## Your assignment
Skip the images and repeat every entry word for word.

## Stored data
=====
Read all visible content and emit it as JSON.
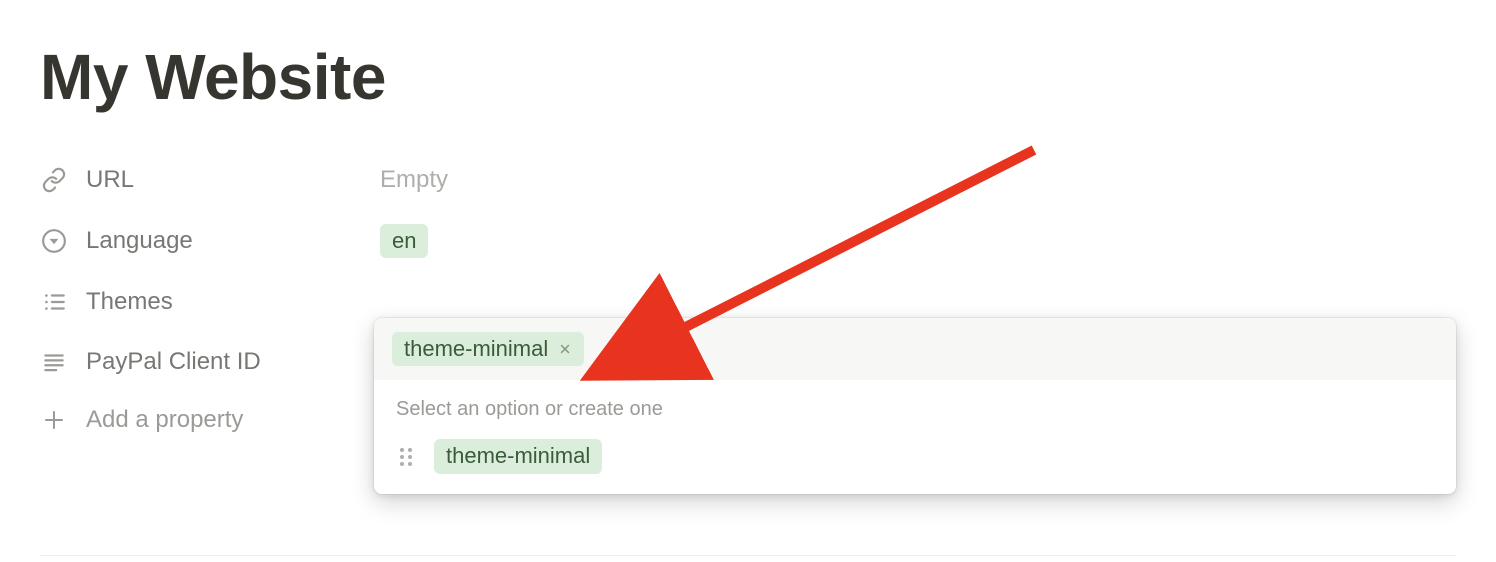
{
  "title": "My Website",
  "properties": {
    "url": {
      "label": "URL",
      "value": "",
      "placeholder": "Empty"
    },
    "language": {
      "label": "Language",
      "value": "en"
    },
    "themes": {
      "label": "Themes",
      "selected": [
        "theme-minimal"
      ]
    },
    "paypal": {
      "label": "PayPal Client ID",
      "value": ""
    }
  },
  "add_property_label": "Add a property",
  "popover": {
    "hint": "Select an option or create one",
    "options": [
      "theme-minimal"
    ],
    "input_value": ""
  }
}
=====
## Written answer
Read all visible content and emit it as JSON.
{
  "title": "My Website",
  "properties": {
    "url": {
      "label": "URL",
      "value": "",
      "placeholder": "Empty"
    },
    "language": {
      "label": "Language",
      "value": "en"
    },
    "themes": {
      "label": "Themes",
      "selected": [
        "theme-minimal"
      ]
    },
    "paypal": {
      "label": "PayPal Client ID",
      "value": ""
    }
  },
  "add_property_label": "Add a property",
  "popover": {
    "hint": "Select an option or create one",
    "options": [
      "theme-minimal"
    ],
    "input_value": ""
  }
}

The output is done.